SOURCE INFORMATION Block Start

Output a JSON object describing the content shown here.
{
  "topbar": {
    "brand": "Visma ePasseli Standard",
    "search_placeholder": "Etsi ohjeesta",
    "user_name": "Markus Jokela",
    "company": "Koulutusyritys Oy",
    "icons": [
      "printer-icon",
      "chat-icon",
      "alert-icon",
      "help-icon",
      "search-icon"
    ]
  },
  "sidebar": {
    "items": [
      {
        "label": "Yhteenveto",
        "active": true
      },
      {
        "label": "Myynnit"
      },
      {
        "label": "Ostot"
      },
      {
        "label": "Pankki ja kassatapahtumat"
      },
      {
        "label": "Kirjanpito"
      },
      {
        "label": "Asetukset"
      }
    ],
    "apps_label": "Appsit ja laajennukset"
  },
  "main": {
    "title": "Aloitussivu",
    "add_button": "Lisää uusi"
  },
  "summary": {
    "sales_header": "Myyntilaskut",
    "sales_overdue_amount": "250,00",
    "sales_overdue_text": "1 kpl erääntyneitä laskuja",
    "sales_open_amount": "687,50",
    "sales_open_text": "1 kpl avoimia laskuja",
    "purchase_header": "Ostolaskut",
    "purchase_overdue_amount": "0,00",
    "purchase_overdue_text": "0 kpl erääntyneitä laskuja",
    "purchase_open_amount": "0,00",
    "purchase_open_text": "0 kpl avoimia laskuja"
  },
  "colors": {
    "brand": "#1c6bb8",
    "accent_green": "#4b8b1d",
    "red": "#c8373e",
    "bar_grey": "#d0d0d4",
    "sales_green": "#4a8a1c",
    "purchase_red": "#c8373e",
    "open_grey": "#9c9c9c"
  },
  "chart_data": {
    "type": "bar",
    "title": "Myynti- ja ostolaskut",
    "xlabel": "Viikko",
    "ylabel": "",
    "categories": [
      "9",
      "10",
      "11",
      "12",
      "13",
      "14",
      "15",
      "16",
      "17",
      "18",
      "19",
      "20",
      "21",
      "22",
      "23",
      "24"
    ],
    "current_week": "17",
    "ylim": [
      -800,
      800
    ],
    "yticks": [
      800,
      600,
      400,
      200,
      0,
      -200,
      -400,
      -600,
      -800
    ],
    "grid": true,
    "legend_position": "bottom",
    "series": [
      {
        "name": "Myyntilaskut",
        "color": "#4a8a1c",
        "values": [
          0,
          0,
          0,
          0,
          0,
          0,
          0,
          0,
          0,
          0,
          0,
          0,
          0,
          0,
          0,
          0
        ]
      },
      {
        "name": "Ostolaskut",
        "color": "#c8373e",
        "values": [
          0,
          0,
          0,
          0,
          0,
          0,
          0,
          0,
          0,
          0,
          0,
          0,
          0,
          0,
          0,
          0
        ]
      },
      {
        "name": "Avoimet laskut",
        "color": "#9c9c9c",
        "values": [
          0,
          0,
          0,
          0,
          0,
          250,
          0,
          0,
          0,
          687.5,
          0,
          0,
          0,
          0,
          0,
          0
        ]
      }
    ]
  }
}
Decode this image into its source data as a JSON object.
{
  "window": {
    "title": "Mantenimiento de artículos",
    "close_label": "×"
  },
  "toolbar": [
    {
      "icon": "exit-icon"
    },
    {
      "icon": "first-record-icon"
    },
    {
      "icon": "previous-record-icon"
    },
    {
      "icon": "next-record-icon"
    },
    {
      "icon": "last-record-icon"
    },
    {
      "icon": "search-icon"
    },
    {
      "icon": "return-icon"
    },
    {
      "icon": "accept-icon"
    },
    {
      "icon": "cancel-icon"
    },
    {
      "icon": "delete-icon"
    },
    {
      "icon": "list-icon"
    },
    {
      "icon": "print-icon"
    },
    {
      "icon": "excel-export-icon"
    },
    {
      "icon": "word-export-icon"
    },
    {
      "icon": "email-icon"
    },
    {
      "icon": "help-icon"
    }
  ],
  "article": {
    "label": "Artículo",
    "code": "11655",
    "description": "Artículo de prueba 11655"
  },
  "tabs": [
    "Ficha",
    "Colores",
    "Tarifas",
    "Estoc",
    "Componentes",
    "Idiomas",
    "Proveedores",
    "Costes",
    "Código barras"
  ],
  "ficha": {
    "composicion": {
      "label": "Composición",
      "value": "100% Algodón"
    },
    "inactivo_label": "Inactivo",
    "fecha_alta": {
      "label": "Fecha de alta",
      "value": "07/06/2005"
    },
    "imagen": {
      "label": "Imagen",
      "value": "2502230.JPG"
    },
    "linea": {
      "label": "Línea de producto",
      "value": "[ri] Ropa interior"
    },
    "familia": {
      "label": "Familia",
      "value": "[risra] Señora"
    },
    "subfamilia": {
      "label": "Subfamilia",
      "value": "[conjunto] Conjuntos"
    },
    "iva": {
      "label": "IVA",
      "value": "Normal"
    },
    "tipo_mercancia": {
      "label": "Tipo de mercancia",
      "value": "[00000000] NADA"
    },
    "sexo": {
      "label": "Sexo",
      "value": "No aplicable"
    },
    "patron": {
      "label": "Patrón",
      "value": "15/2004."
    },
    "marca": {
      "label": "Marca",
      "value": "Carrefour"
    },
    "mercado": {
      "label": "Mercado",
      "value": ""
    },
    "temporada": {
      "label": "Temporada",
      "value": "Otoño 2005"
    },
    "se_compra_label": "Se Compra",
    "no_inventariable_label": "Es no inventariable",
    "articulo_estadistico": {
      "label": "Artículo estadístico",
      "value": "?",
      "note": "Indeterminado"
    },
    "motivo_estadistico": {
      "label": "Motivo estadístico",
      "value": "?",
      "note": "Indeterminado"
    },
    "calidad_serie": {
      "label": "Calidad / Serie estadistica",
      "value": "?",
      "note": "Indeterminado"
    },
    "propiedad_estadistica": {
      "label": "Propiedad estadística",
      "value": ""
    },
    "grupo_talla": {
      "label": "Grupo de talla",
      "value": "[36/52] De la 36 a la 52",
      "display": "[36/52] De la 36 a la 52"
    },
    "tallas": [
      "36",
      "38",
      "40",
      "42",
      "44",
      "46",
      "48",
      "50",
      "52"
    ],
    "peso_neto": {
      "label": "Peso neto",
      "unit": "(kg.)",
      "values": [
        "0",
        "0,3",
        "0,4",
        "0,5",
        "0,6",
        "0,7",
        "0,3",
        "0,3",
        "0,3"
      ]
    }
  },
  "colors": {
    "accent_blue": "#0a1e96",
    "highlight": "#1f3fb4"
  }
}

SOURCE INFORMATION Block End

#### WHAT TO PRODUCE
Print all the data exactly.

#### THE COMPLETED TASK
Output a JSON object describing the content shown here.
{
  "topbar": {
    "brand": "Visma ePasseli Standard",
    "search_placeholder": "Etsi ohjeesta",
    "user_name": "Markus Jokela",
    "company": "Koulutusyritys Oy",
    "icons": [
      "printer-icon",
      "chat-icon",
      "alert-icon",
      "help-icon",
      "search-icon"
    ]
  },
  "sidebar": {
    "items": [
      {
        "label": "Yhteenveto",
        "active": true
      },
      {
        "label": "Myynnit"
      },
      {
        "label": "Ostot"
      },
      {
        "label": "Pankki ja kassatapahtumat"
      },
      {
        "label": "Kirjanpito"
      },
      {
        "label": "Asetukset"
      }
    ],
    "apps_label": "Appsit ja laajennukset"
  },
  "main": {
    "title": "Aloitussivu",
    "add_button": "Lisää uusi"
  },
  "summary": {
    "sales_header": "Myyntilaskut",
    "sales_overdue_amount": "250,00",
    "sales_overdue_text": "1 kpl erääntyneitä laskuja",
    "sales_open_amount": "687,50",
    "sales_open_text": "1 kpl avoimia laskuja",
    "purchase_header": "Ostolaskut",
    "purchase_overdue_amount": "0,00",
    "purchase_overdue_text": "0 kpl erääntyneitä laskuja",
    "purchase_open_amount": "0,00",
    "purchase_open_text": "0 kpl avoimia laskuja"
  },
  "colors": {
    "brand": "#1c6bb8",
    "accent_green": "#4b8b1d",
    "red": "#c8373e",
    "bar_grey": "#d0d0d4",
    "sales_green": "#4a8a1c",
    "purchase_red": "#c8373e",
    "open_grey": "#9c9c9c"
  },
  "chart_data": {
    "type": "bar",
    "title": "Myynti- ja ostolaskut",
    "xlabel": "Viikko",
    "ylabel": "",
    "categories": [
      "9",
      "10",
      "11",
      "12",
      "13",
      "14",
      "15",
      "16",
      "17",
      "18",
      "19",
      "20",
      "21",
      "22",
      "23",
      "24"
    ],
    "current_week": "17",
    "ylim": [
      -800,
      800
    ],
    "yticks": [
      800,
      600,
      400,
      200,
      0,
      -200,
      -400,
      -600,
      -800
    ],
    "grid": true,
    "legend_position": "bottom",
    "series": [
      {
        "name": "Myyntilaskut",
        "color": "#4a8a1c",
        "values": [
          0,
          0,
          0,
          0,
          0,
          0,
          0,
          0,
          0,
          0,
          0,
          0,
          0,
          0,
          0,
          0
        ]
      },
      {
        "name": "Ostolaskut",
        "color": "#c8373e",
        "values": [
          0,
          0,
          0,
          0,
          0,
          0,
          0,
          0,
          0,
          0,
          0,
          0,
          0,
          0,
          0,
          0
        ]
      },
      {
        "name": "Avoimet laskut",
        "color": "#9c9c9c",
        "values": [
          0,
          0,
          0,
          0,
          0,
          250,
          0,
          0,
          0,
          687.5,
          0,
          0,
          0,
          0,
          0,
          0
        ]
      }
    ]
  }
}
Decode this image into its source data as a JSON object.
{
  "window": {
    "title": "Mantenimiento de artículos",
    "close_label": "×"
  },
  "toolbar": [
    {
      "icon": "exit-icon"
    },
    {
      "icon": "first-record-icon"
    },
    {
      "icon": "previous-record-icon"
    },
    {
      "icon": "next-record-icon"
    },
    {
      "icon": "last-record-icon"
    },
    {
      "icon": "search-icon"
    },
    {
      "icon": "return-icon"
    },
    {
      "icon": "accept-icon"
    },
    {
      "icon": "cancel-icon"
    },
    {
      "icon": "delete-icon"
    },
    {
      "icon": "list-icon"
    },
    {
      "icon": "print-icon"
    },
    {
      "icon": "excel-export-icon"
    },
    {
      "icon": "word-export-icon"
    },
    {
      "icon": "email-icon"
    },
    {
      "icon": "help-icon"
    }
  ],
  "article": {
    "label": "Artículo",
    "code": "11655",
    "description": "Artículo de prueba 11655"
  },
  "tabs": [
    "Ficha",
    "Colores",
    "Tarifas",
    "Estoc",
    "Componentes",
    "Idiomas",
    "Proveedores",
    "Costes",
    "Código barras"
  ],
  "ficha": {
    "composicion": {
      "label": "Composición",
      "value": "100% Algodón"
    },
    "inactivo_label": "Inactivo",
    "fecha_alta": {
      "label": "Fecha de alta",
      "value": "07/06/2005"
    },
    "imagen": {
      "label": "Imagen",
      "value": "2502230.JPG"
    },
    "linea": {
      "label": "Línea de producto",
      "value": "[ri] Ropa interior"
    },
    "familia": {
      "label": "Familia",
      "value": "[risra] Señora"
    },
    "subfamilia": {
      "label": "Subfamilia",
      "value": "[conjunto] Conjuntos"
    },
    "iva": {
      "label": "IVA",
      "value": "Normal"
    },
    "tipo_mercancia": {
      "label": "Tipo de mercancia",
      "value": "[00000000] NADA"
    },
    "sexo": {
      "label": "Sexo",
      "value": "No aplicable"
    },
    "patron": {
      "label": "Patrón",
      "value": "15/2004."
    },
    "marca": {
      "label": "Marca",
      "value": "Carrefour"
    },
    "mercado": {
      "label": "Mercado",
      "value": ""
    },
    "temporada": {
      "label": "Temporada",
      "value": "Otoño 2005"
    },
    "se_compra_label": "Se Compra",
    "no_inventariable_label": "Es no inventariable",
    "articulo_estadistico": {
      "label": "Artículo estadístico",
      "value": "?",
      "note": "Indeterminado"
    },
    "motivo_estadistico": {
      "label": "Motivo estadístico",
      "value": "?",
      "note": "Indeterminado"
    },
    "calidad_serie": {
      "label": "Calidad / Serie estadistica",
      "value": "?",
      "note": "Indeterminado"
    },
    "propiedad_estadistica": {
      "label": "Propiedad estadística",
      "value": ""
    },
    "grupo_talla": {
      "label": "Grupo de talla",
      "value": "[36/52] De la 36 a la 52",
      "display": "[36/52] De la 36 a la 52"
    },
    "tallas": [
      "36",
      "38",
      "40",
      "42",
      "44",
      "46",
      "48",
      "50",
      "52"
    ],
    "peso_neto": {
      "label": "Peso neto",
      "unit": "(kg.)",
      "values": [
        "0",
        "0,3",
        "0,4",
        "0,5",
        "0,6",
        "0,7",
        "0,3",
        "0,3",
        "0,3"
      ]
    }
  },
  "colors": {
    "accent_blue": "#0a1e96",
    "highlight": "#1f3fb4"
  }
}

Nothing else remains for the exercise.